WHAT YOU ARE ASKED TO DO =>
Check every line of the entries that follow, and copy the ones containing "Power".

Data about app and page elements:
[Start of section]

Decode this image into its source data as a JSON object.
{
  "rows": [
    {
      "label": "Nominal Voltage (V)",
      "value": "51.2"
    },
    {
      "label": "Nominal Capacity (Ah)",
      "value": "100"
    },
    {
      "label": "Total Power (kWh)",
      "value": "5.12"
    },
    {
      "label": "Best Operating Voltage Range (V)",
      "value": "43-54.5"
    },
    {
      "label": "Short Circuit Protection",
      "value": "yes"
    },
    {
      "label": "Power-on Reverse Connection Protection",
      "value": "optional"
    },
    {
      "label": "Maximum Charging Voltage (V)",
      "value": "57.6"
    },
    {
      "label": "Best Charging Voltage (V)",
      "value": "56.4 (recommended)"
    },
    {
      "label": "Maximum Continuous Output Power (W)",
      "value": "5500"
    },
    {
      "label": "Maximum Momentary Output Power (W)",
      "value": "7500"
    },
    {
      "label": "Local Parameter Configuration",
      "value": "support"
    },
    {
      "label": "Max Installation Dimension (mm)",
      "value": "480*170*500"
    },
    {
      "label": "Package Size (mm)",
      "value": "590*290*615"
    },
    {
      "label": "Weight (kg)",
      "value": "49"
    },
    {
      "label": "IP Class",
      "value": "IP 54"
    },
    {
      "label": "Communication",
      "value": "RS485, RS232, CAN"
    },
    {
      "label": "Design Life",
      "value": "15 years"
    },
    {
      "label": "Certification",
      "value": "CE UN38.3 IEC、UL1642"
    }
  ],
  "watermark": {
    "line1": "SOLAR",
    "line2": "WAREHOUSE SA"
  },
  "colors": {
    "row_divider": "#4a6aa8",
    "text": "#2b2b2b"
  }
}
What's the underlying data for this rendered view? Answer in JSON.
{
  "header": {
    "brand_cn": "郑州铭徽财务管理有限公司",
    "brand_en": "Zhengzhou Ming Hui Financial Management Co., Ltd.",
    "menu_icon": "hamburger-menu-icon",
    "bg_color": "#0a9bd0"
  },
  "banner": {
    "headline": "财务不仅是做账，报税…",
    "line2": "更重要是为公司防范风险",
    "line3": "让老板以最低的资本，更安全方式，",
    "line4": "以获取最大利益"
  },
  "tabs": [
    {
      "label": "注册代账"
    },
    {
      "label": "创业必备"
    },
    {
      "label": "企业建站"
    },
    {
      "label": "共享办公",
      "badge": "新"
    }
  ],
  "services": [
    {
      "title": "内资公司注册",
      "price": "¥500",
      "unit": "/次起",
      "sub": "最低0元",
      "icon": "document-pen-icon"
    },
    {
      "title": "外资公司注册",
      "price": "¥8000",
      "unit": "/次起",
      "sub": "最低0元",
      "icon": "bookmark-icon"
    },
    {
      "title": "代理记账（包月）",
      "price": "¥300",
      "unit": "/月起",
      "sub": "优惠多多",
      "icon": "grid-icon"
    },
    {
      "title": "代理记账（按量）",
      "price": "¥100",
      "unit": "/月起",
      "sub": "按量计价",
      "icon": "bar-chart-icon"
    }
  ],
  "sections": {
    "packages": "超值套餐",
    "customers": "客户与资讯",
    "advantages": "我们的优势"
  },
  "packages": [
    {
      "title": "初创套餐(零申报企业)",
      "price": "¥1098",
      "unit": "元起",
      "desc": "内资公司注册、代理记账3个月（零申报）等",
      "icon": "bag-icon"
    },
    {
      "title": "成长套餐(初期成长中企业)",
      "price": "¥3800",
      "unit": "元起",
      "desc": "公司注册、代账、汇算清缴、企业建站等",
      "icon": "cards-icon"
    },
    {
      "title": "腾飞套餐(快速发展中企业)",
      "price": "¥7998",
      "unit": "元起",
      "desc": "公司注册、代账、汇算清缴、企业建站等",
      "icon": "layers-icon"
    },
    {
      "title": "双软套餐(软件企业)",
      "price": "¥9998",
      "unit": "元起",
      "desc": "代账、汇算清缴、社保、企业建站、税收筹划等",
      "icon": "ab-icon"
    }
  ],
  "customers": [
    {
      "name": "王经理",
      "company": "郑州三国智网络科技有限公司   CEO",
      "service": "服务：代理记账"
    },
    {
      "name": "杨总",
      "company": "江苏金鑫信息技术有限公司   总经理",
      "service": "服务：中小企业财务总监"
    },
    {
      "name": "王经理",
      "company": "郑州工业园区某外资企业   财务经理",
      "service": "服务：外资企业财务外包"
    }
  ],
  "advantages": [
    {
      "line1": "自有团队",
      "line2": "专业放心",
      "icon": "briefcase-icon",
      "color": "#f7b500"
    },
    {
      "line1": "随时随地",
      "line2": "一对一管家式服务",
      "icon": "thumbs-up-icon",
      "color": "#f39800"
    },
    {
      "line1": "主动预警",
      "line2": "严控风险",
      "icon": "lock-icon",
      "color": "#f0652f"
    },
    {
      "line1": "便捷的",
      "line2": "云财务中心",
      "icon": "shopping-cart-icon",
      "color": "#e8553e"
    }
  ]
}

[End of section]

TASK RESPONSE =>
      "label": "Total Power (kWh)",
      "label": "Power-on Reverse Connection Protection",
      "label": "Maximum Continuous Output Power (W)",
      "label": "Maximum Momentary Output Power (W)",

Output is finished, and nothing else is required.